The format is laid out simply, logically, and clearly. Twenty-nine rules, each with its own chapter. Each chapter explains the rule, the reason for the rule, why it works with children, what you might object to initially, case studies or examples of the rule in action, and Renegade Blessings and Children’s Rights, which further help reinforce this new way of thinking for parents.
Each chapter also contains step-by-step procedures and suggestions for implementing a new rule. Ms. Shumaker also deals with the inevitable clash between old and new cultures and how to deal with, for example, parents who believe it’s abhorrent to let young children indulge in any sort of violent or aggressive fantasy or game. She acknowledges there will be friction between parents with different parenting philosophies and provides handy explanations and justifications for the Renegade parent to gently educate another parent in how to accept a Renegade Parent’s style.
Bottom line, I usually conk out reading in bed by eleven o’clock, but “It’s OK NOT to Share” was such a page turner it kept me up reading well past midnight on two occasions. This is the best book I’ve read this year and one of the best nonfiction books I’ve read in many years.
My Favorite Book of 2013 was:
Lehane picks you up by the scruff of your neck and drops you into the middle of working-class Boston where loyalty is the only thing that counts, and those who break the unwritten rules pay the ultimate price.
I can’t praise his dark, gritty prose enough. Lehane takes you deep inside the minds and hearts of his protagonists and shows us that despite all their mistakes, struggles, and bad decisions, they all want what everyone wants: a decent life, free from stress, and to love and be loved.
The plot hums along solidly, with twists and turns, and just enough reveal to keep the reader guessing, and then second-guessing, whodunit. But the bigger question is why. A great read for any mystery fan.
2013 was a great reading year for me, so I’m compelled to list some Honorable Mentions, books I thought were excellent but didn’t quite move me as much as Mystic River.
In no particular order, the Honorable Mentions are:
A Drink Before the War (Kenzie & Gennaro #1)
Tamarack County (Cork O’Connor #13)
The Camel Club (Camel Club #1)
Population: 485: Meeting Your Neighbors One Siren at a Time
A candidate for the best book I’ve read in 2014. I’m new to Michael Perry’s writing and a bit annoyed I hadn’t discovered him sooner. This book, a collection of essays and reflections about life in a small northern Wisconsin town as seen through the eyes of writer/volunteer firefighter Perry, has charm, wit, laugh out loud humor, touching moments, insights on life and death and love and friendship.

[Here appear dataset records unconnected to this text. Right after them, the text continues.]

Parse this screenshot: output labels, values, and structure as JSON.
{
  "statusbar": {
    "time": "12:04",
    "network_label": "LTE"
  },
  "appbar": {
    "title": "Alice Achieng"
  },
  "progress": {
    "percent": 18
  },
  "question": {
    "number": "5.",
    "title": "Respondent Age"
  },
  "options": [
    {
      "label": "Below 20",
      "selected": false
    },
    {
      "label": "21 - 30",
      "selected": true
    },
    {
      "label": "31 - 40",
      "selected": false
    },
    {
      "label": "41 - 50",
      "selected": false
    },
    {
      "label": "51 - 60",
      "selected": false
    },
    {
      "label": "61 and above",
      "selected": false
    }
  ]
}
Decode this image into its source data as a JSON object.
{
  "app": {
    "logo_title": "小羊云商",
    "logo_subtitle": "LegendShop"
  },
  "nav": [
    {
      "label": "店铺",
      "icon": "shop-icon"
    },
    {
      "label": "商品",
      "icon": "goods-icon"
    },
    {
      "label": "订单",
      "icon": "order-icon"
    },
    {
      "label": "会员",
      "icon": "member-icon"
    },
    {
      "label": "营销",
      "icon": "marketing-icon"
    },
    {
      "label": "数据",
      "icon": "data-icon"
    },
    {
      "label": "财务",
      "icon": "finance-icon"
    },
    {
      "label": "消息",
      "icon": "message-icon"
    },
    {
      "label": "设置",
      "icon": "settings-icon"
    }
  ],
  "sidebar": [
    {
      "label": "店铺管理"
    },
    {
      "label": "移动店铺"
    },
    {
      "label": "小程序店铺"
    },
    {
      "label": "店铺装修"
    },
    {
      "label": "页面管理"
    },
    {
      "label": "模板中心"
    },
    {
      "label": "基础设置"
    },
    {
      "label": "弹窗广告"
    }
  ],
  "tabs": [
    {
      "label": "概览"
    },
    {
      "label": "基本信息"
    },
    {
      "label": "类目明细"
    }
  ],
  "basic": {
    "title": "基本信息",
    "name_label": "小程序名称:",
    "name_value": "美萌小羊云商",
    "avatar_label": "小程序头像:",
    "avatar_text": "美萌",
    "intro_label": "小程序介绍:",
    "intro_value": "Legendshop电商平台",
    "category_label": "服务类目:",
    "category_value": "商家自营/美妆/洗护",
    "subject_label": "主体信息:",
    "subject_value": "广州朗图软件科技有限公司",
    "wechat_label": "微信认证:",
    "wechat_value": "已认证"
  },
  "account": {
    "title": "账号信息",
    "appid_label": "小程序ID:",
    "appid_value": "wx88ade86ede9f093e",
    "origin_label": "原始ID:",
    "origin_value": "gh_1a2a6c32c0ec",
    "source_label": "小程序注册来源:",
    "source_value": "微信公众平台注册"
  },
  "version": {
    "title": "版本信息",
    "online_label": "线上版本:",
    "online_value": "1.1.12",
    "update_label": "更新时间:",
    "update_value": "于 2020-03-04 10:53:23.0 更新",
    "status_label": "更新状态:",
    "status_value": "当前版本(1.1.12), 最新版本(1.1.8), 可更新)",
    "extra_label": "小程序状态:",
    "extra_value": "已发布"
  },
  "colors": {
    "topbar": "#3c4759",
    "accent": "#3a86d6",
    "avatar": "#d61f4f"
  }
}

At times (the right times), Perry’s prose is simple, direct, clear, and understands the tragedy and loss that small town folks share because everyone knows everyone. At other times, he writes elegant, inspired lines that illuminate and clarify complex thoughts and emotions that we all probably have, but are at a loss to put into the “right words.”
I can’t recommend this book highly enough.